While current medical wisdom recommends seven hours of sleep per night, for example, half of Israeli doctors sleep only six hours a night, while a quarter sleep five hours. Some sleep even less, the poll showed. Fifty percent of specialists said they lived stressful lives, and they tended to smoke, exercise less, and eat less healthy diets than general practitioners. Altogether, 8.5 percent of doctors said they smoked.
Less than half of those who responded – 43 percent – said they regularly saw a doctor. Among doctors who practiced in hospitals, that number was only 38 percent. The rest relied on advice from colleagues and “duty doctors” who happened to be around the hospital when they needed medical help themselves. This is also in contradiction to general recommendations by medical authorities, who encourage patients to work with set medical personnel who can get to know their individual cases.
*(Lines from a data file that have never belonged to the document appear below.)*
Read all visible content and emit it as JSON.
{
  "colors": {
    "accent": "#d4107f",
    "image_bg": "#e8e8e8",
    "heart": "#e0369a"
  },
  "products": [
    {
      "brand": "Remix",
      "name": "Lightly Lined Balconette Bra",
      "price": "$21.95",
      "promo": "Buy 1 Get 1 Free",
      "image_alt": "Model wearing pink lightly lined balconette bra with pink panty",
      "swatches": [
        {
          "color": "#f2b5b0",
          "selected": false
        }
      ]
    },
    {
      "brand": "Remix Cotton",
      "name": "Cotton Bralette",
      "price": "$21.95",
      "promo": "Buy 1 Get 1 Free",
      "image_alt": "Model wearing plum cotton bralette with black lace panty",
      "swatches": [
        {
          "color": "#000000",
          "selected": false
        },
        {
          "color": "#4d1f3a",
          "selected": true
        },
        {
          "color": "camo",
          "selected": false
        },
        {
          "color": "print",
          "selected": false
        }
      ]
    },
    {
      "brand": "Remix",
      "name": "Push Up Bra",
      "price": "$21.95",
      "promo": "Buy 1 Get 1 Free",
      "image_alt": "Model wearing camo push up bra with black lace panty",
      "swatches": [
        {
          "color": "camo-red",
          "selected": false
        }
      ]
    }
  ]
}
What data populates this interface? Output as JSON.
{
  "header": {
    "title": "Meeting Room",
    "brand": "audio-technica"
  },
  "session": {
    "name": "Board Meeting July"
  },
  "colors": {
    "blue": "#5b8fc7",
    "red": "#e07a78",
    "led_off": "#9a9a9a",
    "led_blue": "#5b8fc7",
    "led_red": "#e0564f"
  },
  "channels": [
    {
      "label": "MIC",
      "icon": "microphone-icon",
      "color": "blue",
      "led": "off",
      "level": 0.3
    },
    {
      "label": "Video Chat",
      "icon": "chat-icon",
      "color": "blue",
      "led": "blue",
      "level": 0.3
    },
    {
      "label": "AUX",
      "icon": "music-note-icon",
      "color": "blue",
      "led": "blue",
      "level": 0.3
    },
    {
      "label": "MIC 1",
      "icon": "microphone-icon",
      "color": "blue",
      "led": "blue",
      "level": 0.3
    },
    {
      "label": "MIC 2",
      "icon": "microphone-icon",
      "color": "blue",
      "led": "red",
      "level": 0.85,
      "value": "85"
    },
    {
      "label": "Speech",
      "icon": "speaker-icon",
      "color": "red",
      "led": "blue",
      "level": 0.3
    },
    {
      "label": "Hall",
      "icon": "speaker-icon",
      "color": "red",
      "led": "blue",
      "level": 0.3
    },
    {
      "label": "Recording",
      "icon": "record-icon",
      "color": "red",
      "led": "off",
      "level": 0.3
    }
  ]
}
In statistics that relate to the nationalized nature of the Israeli health system, 67 percent of doctors said that their biggest problem was the relatively low salary they earn in relation to the many hours they work. In addition, many feel they are overworked with an excessive caseload, and 60 percent feel this makes it difficult for them to appropriately serve their patients. On the other hand, 87 percent of doctors said that their greatest satisfaction was helping their patients, and “making a difference.”